Top Level Domain Threat. What is it and how does it affect you and your business?
It is commonly known that domains end in “.com” or “.com.au”. These are called Top Level Domains (TLDs). As the number of available names under these well-known TLDs reduces we have seen organisations try to solve this by picking weird and wonderful names that are misspelled to try and find an available name, or by switching to lesser known TLDs such as “.io”, “.co”, or even “.sydney” (Brisbane is yet to get it’s own recognition as a TLD).
Often users assess the trustworthiness of a site by the TLD, with more authority given to a domain like “Envisageit.com.au” over “Envisageit.Sydney”. Google has recently created another trust issue with the domain suffix’s by releasing TLDs that are the same as some common File Extensions, .zip and .mov.
.zip is a compressed file format used by Windows, while .mov is Apple’s common video file format (seen in programs like QuickTime).
The release of these new domains poses an added security risk for you and your business. In this blog we will explain what the threat is and how you can protect yourself against it.
Microsoft allows users to put a username and password in the URL (the address of a web page) field. e.g. username:firstname.lastname@example.org.
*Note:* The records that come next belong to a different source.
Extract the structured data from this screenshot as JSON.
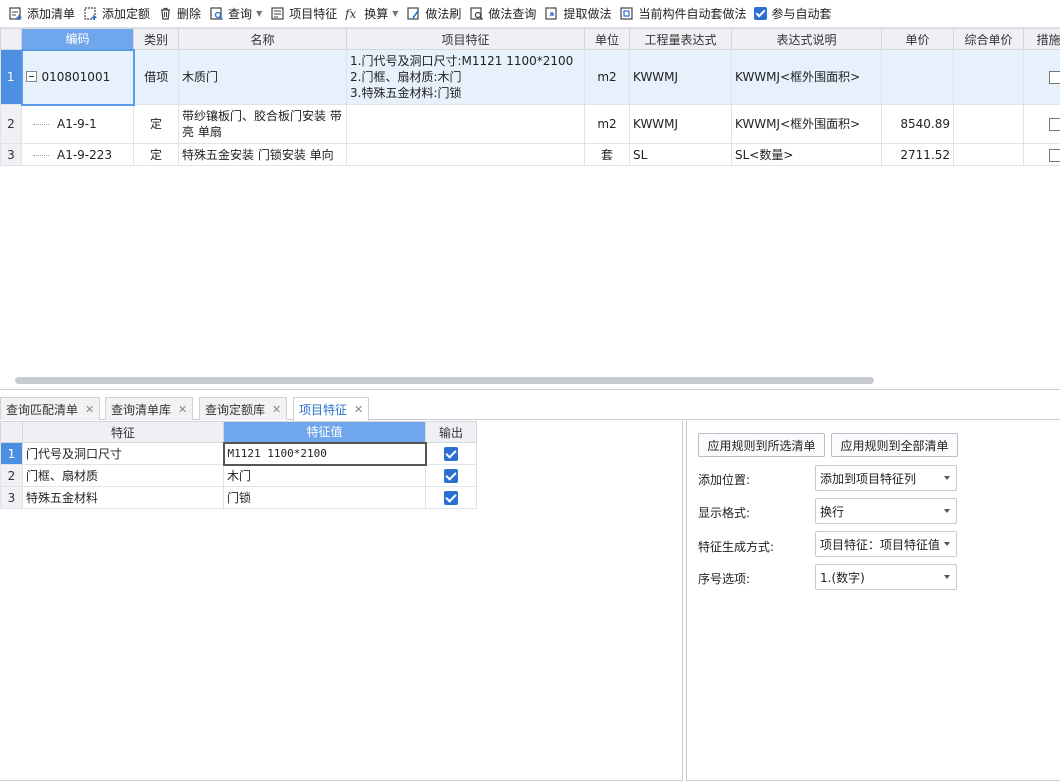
{
  "toolbar": {
    "add_list": "添加清单",
    "add_quota": "添加定额",
    "delete": "删除",
    "query": "查询",
    "item_feature": "项目特征",
    "convert": "换算",
    "method_brush": "做法刷",
    "method_query": "做法查询",
    "extract_method": "提取做法",
    "auto_method": "当前构件自动套做法",
    "join_auto": "参与自动套"
  },
  "main_table": {
    "headers": [
      "编码",
      "类别",
      "名称",
      "项目特征",
      "单位",
      "工程量表达式",
      "表达式说明",
      "单价",
      "综合单价",
      "措施项"
    ],
    "rows": [
      {
        "rn": "1",
        "code": "010801001",
        "category": "借项",
        "name": "木质门",
        "feature_lines": [
          "1.门代号及洞口尺寸:M1121 1100*2100",
          "2.门框、扇材质:木门",
          "3.特殊五金材料:门锁"
        ],
        "unit": "m2",
        "expr": "KWWMJ",
        "expr_desc": "KWWMJ<框外围面积>",
        "price": "",
        "comp_price": ""
      },
      {
        "rn": "2",
        "code": "A1-9-1",
        "category": "定",
        "name": "带纱镶板门、胶合板门安装 带亮 单扇",
        "feature_lines": [],
        "unit": "m2",
        "expr": "KWWMJ",
        "expr_desc": "KWWMJ<框外围面积>",
        "price": "8540.89",
        "comp_price": ""
      },
      {
        "rn": "3",
        "code": "A1-9-223",
        "category": "定",
        "name": "特殊五金安装 门锁安装 单向",
        "feature_lines": [],
        "unit": "套",
        "expr": "SL",
        "expr_desc": "SL<数量>",
        "price": "2711.52",
        "comp_price": ""
      }
    ]
  },
  "tabs": [
    "查询匹配清单",
    "查询清单库",
    "查询定额库",
    "项目特征"
  ],
  "feature_table": {
    "headers": [
      "特征",
      "特征值",
      "输出"
    ],
    "rows": [
      {
        "rn": "1",
        "feature": "门代号及洞口尺寸",
        "value": "M1121 1100*2100",
        "output": true
      },
      {
        "rn": "2",
        "feature": "门框、扇材质",
        "value": "木门",
        "output": true
      },
      {
        "rn": "3",
        "feature": "特殊五金材料",
        "value": "门锁",
        "output": true
      }
    ]
  },
  "settings": {
    "apply_selected": "应用规则到所选清单",
    "apply_all": "应用规则到全部清单",
    "add_position_label": "添加位置:",
    "add_position_value": "添加到项目特征列",
    "display_format_label": "显示格式:",
    "display_format_value": "换行",
    "generate_mode_label": "特征生成方式:",
    "generate_mode_value": "项目特征：项目特征值",
    "seq_option_label": "序号选项:",
    "seq_option_value": "1.(数字)"
  },
  "colors": {
    "accent": "#2a6fd1",
    "header_selected": "#70a7ec",
    "row_selected": "#e6f1fc"
  }
}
What this allows cyber criminals or bad actors to do is send links such as https://email@example.com where the username is ‘https’, the password is ‘//microsoft.com/’ and anything after the ‘@’ symbol is the new domain name. In this case it is ‘example.zip’. It should also be noted that the ‘/’ symbols are not regular slashes. These are fake Unicode versions that look the same.
This means that anyone can send a link with the correct spelling of a known website such as ‘https://microsoft.com’ but the website that this link will take you to is whatever is after the ‘@’ symbol. So in this case it is ‘example.zip’.
This domain is more than likely malicious as the senders have gone to the effort of disguising the TLD.
Being sent a malicious link is not the only problem. Most media platforms will automatically convert any new or existing plain text that looks like a website into hyperlinks. e.g. .com or .gov and now the new .zip or .mov
YouTube has already converted plain text with .zip in their comments into website links. This turns any plain text written years ago in harmful website links. Other media platforms are due to follow in the near future, increasing the risk of clicking on a malicious website.
How to defend against it.
If you receive any link that contains the ‘@’ symbol in a similar position such as https://firstname.lastname@example.org delete the email containing the link straight away.
Another option that eliminates human judgement on the link is to block access to both TLD .zip and .mov. This can be carried out through various methods from URL filtering in your desktop Anti-virus, through to setting a filter within your firewall. Filtering will ensure that if the link is accidentally clicked the website will be blocked.
If you have found this solution interesting, get in touch with Envisage Technology and let us know you would like to setup a layer of protection against potentially malicious TLDs. We can tailor a project to either implement this solution with your current hardware/software or recommend additional hardware should this be required in the future.
If you would like to learn more about the new release of Top Level Domains and the threat they pose, check out the following YouTube videos for a great insight into protecting yourself against TLD threat.